10 Worst Actors/Actresses To Win An Oscar
“I want to thank the Academy!” is one of the most recognizable lines in the world and it’s usually accompanied by a shaky voice and possibly a few tears. When actors and actresses win an Oscar for their performance in one of their latest films, it’s pretty much the be all and end all of their career – this is what they work so hard for. Unfortunately, some of those Oscars should have been placed in more deserving hands. Here are ten actors (and actresses) who, in our opinion, really shouldn’t have had the chance to give their acceptance speech.
10. Anthony Hopkins, 1992
In 1992, Anthony Hopkins won Best Actor for his role as Hannibal “The Cannibal” Lecter in “Silence of the Lambs.” While Hopkins is adored, his performance in “Silence…” was a bit over-the-top, according to critics, not to mention that he was only in the film for mere minutes. He beat both Robert De Niro and Robin Williams that year.
9. Katharine Hepburn, 1981
In 1981, Katharine Hepburn won Best Actress for “The Loons, the Loons!” She beat Diane Keaton, Marsha Mason, Meryl Streep and Susan Sarandon. Hepburn won the Oscar thanks to sentimental votes and not much else.
8. Al Pacino, 1993
In 1993, Al Pacino won Best Actor for his performance in “Scent of a Woman,” a role that many felt was simplistic and over-acted. Pacino beat Clint Eastwood and Denzel Washington that year.
7. Renee Zellweger, 2003
In 2003, Renee Zellweger won Best Supporting Actress for her performance in “Cold Mountain,” beating Patricia Clarkson in “Pieces of April” as well as Shohreh Agdashloo in “House of Sand and Fog.” In truth, Zellweger was kind of responsible for breaking this film, not making it.
6. Philip Seymour Hoffman, 2005
In 2005, Philip Seymour Hoffman won Best Actor for his performance in “Capote,” beating out Heath Ledger for “Brokeback Mountain,” David Strathairn for “Good Night and Good Luck,” Terrence Howard for “Hustle and Flow” and Joaquin Phoenix for “Walk the Line.” It’s not that Hoffman didn’t deserve a win – his Truman Capote was practically spot on – but in all honestly, Ledger should have won this one because he wasn’t impersonating someone.
5. Nicole Kidman, 2002

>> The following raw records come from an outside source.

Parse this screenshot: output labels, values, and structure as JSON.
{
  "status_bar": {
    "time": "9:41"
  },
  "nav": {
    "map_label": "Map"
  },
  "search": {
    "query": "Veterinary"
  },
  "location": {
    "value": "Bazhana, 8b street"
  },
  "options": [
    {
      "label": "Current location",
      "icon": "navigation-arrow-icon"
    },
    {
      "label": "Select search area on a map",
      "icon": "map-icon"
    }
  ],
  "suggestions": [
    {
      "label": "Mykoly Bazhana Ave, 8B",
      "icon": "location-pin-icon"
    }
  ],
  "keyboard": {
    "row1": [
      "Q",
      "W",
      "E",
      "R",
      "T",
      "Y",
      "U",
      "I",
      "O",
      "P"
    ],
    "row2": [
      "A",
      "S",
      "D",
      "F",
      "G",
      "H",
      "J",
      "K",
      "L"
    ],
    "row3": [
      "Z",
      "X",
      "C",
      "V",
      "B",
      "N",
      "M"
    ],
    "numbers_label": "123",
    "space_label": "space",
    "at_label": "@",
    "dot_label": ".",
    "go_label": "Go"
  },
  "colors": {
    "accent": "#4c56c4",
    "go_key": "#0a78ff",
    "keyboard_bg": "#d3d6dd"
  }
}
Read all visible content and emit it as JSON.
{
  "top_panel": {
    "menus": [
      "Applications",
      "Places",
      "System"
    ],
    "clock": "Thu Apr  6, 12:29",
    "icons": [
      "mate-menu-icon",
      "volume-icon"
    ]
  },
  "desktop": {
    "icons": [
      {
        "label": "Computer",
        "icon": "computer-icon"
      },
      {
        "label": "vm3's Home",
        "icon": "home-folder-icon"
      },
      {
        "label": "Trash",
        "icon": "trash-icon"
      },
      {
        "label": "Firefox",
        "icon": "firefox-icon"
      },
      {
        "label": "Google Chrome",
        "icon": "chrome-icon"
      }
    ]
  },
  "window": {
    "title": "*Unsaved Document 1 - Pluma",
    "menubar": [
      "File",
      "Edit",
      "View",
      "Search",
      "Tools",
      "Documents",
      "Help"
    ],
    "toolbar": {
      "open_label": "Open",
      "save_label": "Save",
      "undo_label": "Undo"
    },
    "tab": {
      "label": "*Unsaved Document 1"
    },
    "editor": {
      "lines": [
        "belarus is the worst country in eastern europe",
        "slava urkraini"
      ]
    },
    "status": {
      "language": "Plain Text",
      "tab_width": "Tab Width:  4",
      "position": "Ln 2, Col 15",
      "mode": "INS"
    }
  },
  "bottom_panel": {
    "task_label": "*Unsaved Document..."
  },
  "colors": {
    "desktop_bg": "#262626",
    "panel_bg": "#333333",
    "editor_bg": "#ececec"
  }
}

In 2002, Nicole Kidman won Best Actress for her role in “The Hours,” beating Diane Lane in “Unfaithful,” Renee Zellweger in “Chicago,” Julianna Moore in “Far From Heaven” and Salma Hayek in “Frida.” Kidman’s performance in “The Hours” was slightly comical (thanks to the nose) and certainly more uninspired that the other actresses in the film. Moore should have won for her remarkable performance as a Connecticut housewife in the 50s.
4. Whoopi Goldberg, 1990

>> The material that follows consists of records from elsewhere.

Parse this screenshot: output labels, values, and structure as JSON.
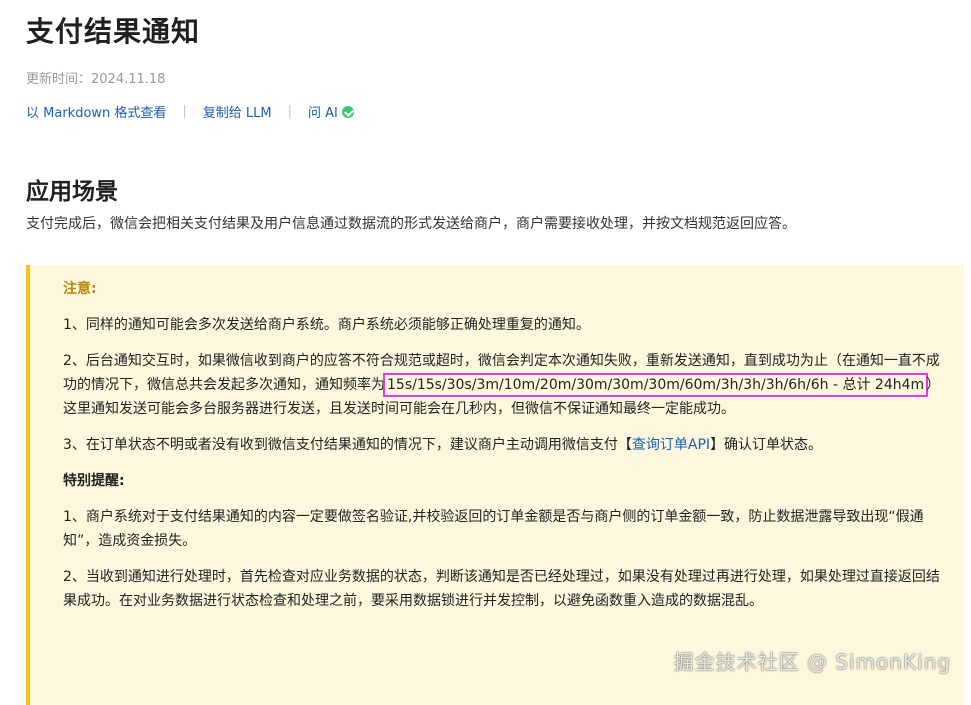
{
  "page": {
    "title": "支付结果通知",
    "updated": "更新时间：2024.11.18"
  },
  "actions": {
    "markdown": "以 Markdown 格式查看",
    "copy_llm": "复制给 LLM",
    "ask_ai": "问 AI",
    "separator": "|"
  },
  "section": {
    "title": "应用场景",
    "desc": "支付完成后，微信会把相关支付结果及用户信息通过数据流的形式发送给商户，商户需要接收处理，并按文档规范返回应答。"
  },
  "notice": {
    "heading": "注意:",
    "p1": "1、同样的通知可能会多次发送给商户系统。商户系统必须能够正确处理重复的通知。",
    "p2_a": "2、后台通知交互时，如果微信收到商户的应答不符合规范或超时，微信会判定本次通知失败，重新发送通知，直到成功为止（在通知一直不成功的情况下，微信总共会发起多次通知，通知频率为",
    "p2_freq": "15s/15s/30s/3m/10m/20m/30m/30m/30m/60m/3h/3h/3h/6h/6h - 总计 24h4m",
    "p2_b": "）这里通知发送可能会多台服务器进行发送，且发送时间可能会在几秒内，但微信不保证通知最终一定能成功。",
    "p3_a": "3、在订单状态不明或者没有收到微信支付结果通知的情况下，建议商户主动调用微信支付【",
    "p3_link": "查询订单API",
    "p3_b": "】确认订单状态。",
    "special_heading": "特别提醒:",
    "s1": "1、商户系统对于支付结果通知的内容一定要做签名验证,并校验返回的订单金额是否与商户侧的订单金额一致，防止数据泄露导致出现“假通知”，造成资金损失。",
    "s2": "2、当收到通知进行处理时，首先检查对应业务数据的状态，判断该通知是否已经处理过，如果没有处理过再进行处理，如果处理过直接返回结果成功。在对业务数据进行状态检查和处理之前，要采用数据锁进行并发控制，以避免函数重入造成的数据混乱。"
  },
  "watermark": "掘金技术社区 @ SimonKing",
  "colors": {
    "link": "#1a5fb4",
    "notice_bg": "#fdf8dd",
    "notice_border": "#f2c518",
    "highlight_border": "#e839e3",
    "ai_icon": "#3cc66c"
  }
}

In 1990, Best Supporting Actress nominees were Whoopi Goldberg for “Ghost,” Mary McDonnell for “Dances With Wolves,” Lorraine Bracco for “Goodfellas,” Annette Bening for “The Grifters” and Diane Ladd for “Wild at Heart. Goldberg won, but Bening should have. Sure, Goldberg was entertaining, but not spectacular – basic Whoopi, if you ask most.
3. Ingrid Bergman, 1974
In 1974, Ingrid Bergman won Best Supporting Actress for her role in “Murder On the Orient Express.” Other nominees included Diane Ladd for “Alice Doesn’t Live Here Anymore,” Madeline Kahn for “Blazing Saddles,” Valentina Cortese for “Day for Night” and Talia Shire for “The Godfather Part 2.” Many say that Bergman’s performance in “Murder…” was the weakest of her career.
2. Gene Hackman, 1992
In 1992, Gene Hackman won Best Supporting Actor for his performance in “Unforgiven,” beating Jack Nicholson for “One Good Speech,” Shouty McShoutsalot for “Glengarry Glen Ross,” Jaye Davidson for “The Crying Game” and David Paymer for “Mr. Saturday Night.” To many, Hackman’s performance in “Unforgiven” is also unmemorable. On the flip side, many call Davidson’s role in “The Crying Game” the best of his career, especially since his character was so difficult to pull off.
1. Roberto Benigni, 1998
In 1998, Roberto Benigni won Best Actor for his role in “Life is Beautiful.” The other nominees that year were Ian McKellen in “Gods and Monsters,” Edward Norton in “American History X,” Nick Nolte in “Affliction” and Tom Hanks in “Saving Private Ryan.” This win is one of the most notorious Oscar faux pas – Ian McKellen should have won; Norton should have been a close second.